YOUR ASSIGNMENT> In full and word for word, restate the lines of the listing.

MATERIAL PROVIDED>
BEGIN
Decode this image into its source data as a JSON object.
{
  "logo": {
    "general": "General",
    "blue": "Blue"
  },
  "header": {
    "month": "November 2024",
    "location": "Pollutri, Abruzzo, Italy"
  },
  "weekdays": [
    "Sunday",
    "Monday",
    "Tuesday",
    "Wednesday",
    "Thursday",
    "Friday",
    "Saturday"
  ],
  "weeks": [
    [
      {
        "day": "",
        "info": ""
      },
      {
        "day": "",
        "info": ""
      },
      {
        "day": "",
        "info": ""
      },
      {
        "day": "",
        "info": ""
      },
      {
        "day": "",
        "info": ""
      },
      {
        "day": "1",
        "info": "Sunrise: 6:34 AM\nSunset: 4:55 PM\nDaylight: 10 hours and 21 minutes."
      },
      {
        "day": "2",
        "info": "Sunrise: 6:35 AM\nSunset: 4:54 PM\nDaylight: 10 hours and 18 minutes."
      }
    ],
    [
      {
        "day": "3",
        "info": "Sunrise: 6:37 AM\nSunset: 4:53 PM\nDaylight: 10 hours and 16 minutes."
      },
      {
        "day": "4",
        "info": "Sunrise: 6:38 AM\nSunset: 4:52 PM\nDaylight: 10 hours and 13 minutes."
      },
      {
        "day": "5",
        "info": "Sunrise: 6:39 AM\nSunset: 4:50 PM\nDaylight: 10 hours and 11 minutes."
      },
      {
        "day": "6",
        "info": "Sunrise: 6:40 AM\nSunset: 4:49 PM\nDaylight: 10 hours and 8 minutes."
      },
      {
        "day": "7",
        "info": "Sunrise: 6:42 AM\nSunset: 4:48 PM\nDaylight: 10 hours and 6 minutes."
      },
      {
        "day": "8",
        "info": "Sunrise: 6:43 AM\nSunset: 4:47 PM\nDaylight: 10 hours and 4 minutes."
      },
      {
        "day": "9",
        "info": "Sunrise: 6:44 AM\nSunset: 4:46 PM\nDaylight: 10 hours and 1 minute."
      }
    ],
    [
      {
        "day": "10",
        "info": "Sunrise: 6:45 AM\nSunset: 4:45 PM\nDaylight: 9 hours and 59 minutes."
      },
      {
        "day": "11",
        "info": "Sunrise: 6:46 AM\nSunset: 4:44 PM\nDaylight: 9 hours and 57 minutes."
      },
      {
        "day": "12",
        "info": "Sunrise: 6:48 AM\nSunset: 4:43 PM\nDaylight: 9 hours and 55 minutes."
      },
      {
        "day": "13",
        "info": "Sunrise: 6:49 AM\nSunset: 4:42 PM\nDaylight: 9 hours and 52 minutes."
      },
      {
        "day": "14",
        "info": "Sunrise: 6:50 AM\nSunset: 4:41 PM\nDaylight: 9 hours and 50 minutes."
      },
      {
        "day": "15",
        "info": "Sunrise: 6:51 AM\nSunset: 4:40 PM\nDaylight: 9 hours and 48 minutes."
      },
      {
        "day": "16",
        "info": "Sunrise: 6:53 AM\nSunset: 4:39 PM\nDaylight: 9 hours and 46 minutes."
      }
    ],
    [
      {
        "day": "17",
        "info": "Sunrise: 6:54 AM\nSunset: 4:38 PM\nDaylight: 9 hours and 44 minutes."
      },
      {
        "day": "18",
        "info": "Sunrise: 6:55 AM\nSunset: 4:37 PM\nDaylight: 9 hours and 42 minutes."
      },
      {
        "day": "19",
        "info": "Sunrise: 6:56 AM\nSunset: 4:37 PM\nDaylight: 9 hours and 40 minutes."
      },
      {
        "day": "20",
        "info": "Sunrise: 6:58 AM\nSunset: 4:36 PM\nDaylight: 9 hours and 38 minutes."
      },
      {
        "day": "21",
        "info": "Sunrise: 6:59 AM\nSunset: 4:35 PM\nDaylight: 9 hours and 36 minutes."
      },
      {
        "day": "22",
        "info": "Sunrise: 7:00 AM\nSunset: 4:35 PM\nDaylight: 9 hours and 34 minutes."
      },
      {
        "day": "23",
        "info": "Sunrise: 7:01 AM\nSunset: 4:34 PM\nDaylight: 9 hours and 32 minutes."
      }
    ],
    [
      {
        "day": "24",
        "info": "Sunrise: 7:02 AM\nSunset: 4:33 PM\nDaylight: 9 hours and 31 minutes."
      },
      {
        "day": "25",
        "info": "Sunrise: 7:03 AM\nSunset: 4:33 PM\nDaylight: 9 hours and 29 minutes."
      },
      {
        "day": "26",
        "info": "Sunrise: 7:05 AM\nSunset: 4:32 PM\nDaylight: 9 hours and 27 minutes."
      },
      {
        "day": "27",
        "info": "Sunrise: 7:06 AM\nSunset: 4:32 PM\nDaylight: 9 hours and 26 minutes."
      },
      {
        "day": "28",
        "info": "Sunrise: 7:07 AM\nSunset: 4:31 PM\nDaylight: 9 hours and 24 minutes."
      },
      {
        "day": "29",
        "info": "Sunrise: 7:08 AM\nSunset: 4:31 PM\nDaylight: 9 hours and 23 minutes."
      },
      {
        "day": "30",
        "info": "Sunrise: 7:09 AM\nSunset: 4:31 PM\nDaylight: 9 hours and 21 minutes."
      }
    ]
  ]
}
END
FINISHED EXERCISE>
Decode this image into its source data as a JSON object.
{
  "logo": {
    "general": "General",
    "blue": "Blue"
  },
  "header": {
    "month": "November 2024",
    "location": "Pollutri, Abruzzo, Italy"
  },
  "weekdays": [
    "Sunday",
    "Monday",
    "Tuesday",
    "Wednesday",
    "Thursday",
    "Friday",
    "Saturday"
  ],
  "weeks": [
    [
      {
        "day": "",
        "info": ""
      },
      {
        "day": "",
        "info": ""
      },
      {
        "day": "",
        "info": ""
      },
      {
        "day": "",
        "info": ""
      },
      {
        "day": "",
        "info": ""
      },
      {
        "day": "1",
        "info": "Sunrise: 6:34 AM\nSunset: 4:55 PM\nDaylight: 10 hours and 21 minutes."
      },
      {
        "day": "2",
        "info": "Sunrise: 6:35 AM\nSunset: 4:54 PM\nDaylight: 10 hours and 18 minutes."
      }
    ],
    [
      {
        "day": "3",
        "info": "Sunrise: 6:37 AM\nSunset: 4:53 PM\nDaylight: 10 hours and 16 minutes."
      },
      {
        "day": "4",
        "info": "Sunrise: 6:38 AM\nSunset: 4:52 PM\nDaylight: 10 hours and 13 minutes."
      },
      {
        "day": "5",
        "info": "Sunrise: 6:39 AM\nSunset: 4:50 PM\nDaylight: 10 hours and 11 minutes."
      },
      {
        "day": "6",
        "info": "Sunrise: 6:40 AM\nSunset: 4:49 PM\nDaylight: 10 hours and 8 minutes."
      },
      {
        "day": "7",
        "info": "Sunrise: 6:42 AM\nSunset: 4:48 PM\nDaylight: 10 hours and 6 minutes."
      },
      {
        "day": "8",
        "info": "Sunrise: 6:43 AM\nSunset: 4:47 PM\nDaylight: 10 hours and 4 minutes."
      },
      {
        "day": "9",
        "info": "Sunrise: 6:44 AM\nSunset: 4:46 PM\nDaylight: 10 hours and 1 minute."
      }
    ],
    [
      {
        "day": "10",
        "info": "Sunrise: 6:45 AM\nSunset: 4:45 PM\nDaylight: 9 hours and 59 minutes."
      },
      {
        "day": "11",
        "info": "Sunrise: 6:46 AM\nSunset: 4:44 PM\nDaylight: 9 hours and 57 minutes."
      },
      {
        "day": "12",
        "info": "Sunrise: 6:48 AM\nSunset: 4:43 PM\nDaylight: 9 hours and 55 minutes."
      },
      {
        "day": "13",
        "info": "Sunrise: 6:49 AM\nSunset: 4:42 PM\nDaylight: 9 hours and 52 minutes."
      },
      {
        "day": "14",
        "info": "Sunrise: 6:50 AM\nSunset: 4:41 PM\nDaylight: 9 hours and 50 minutes."
      },
      {
        "day": "15",
        "info": "Sunrise: 6:51 AM\nSunset: 4:40 PM\nDaylight: 9 hours and 48 minutes."
      },
      {
        "day": "16",
        "info": "Sunrise: 6:53 AM\nSunset: 4:39 PM\nDaylight: 9 hours and 46 minutes."
      }
    ],
    [
      {
        "day": "17",
        "info": "Sunrise: 6:54 AM\nSunset: 4:38 PM\nDaylight: 9 hours and 44 minutes."
      },
      {
        "day": "18",
        "info": "Sunrise: 6:55 AM\nSunset: 4:37 PM\nDaylight: 9 hours and 42 minutes."
      },
      {
        "day": "19",
        "info": "Sunrise: 6:56 AM\nSunset: 4:37 PM\nDaylight: 9 hours and 40 minutes."
      },
      {
        "day": "20",
        "info": "Sunrise: 6:58 AM\nSunset: 4:36 PM\nDaylight: 9 hours and 38 minutes."
      },
      {
        "day": "21",
        "info": "Sunrise: 6:59 AM\nSunset: 4:35 PM\nDaylight: 9 hours and 36 minutes."
      },
      {
        "day": "22",
        "info": "Sunrise: 7:00 AM\nSunset: 4:35 PM\nDaylight: 9 hours and 34 minutes."
      },
      {
        "day": "23",
        "info": "Sunrise: 7:01 AM\nSunset: 4:34 PM\nDaylight: 9 hours and 32 minutes."
      }
    ],
    [
      {
        "day": "24",
        "info": "Sunrise: 7:02 AM\nSunset: 4:33 PM\nDaylight: 9 hours and 31 minutes."
      },
      {
        "day": "25",
        "info": "Sunrise: 7:03 AM\nSunset: 4:33 PM\nDaylight: 9 hours and 29 minutes."
      },
      {
        "day": "26",
        "info": "Sunrise: 7:05 AM\nSunset: 4:32 PM\nDaylight: 9 hours and 27 minutes."
      },
      {
        "day": "27",
        "info": "Sunrise: 7:06 AM\nSunset: 4:32 PM\nDaylight: 9 hours and 26 minutes."
      },
      {
        "day": "28",
        "info": "Sunrise: 7:07 AM\nSunset: 4:31 PM\nDaylight: 9 hours and 24 minutes."
      },
      {
        "day": "29",
        "info": "Sunrise: 7:08 AM\nSunset: 4:31 PM\nDaylight: 9 hours and 23 minutes."
      },
      {
        "day": "30",
        "info": "Sunrise: 7:09 AM\nSunset: 4:31 PM\nDaylight: 9 hours and 21 minutes."
      }
    ]
  ]
}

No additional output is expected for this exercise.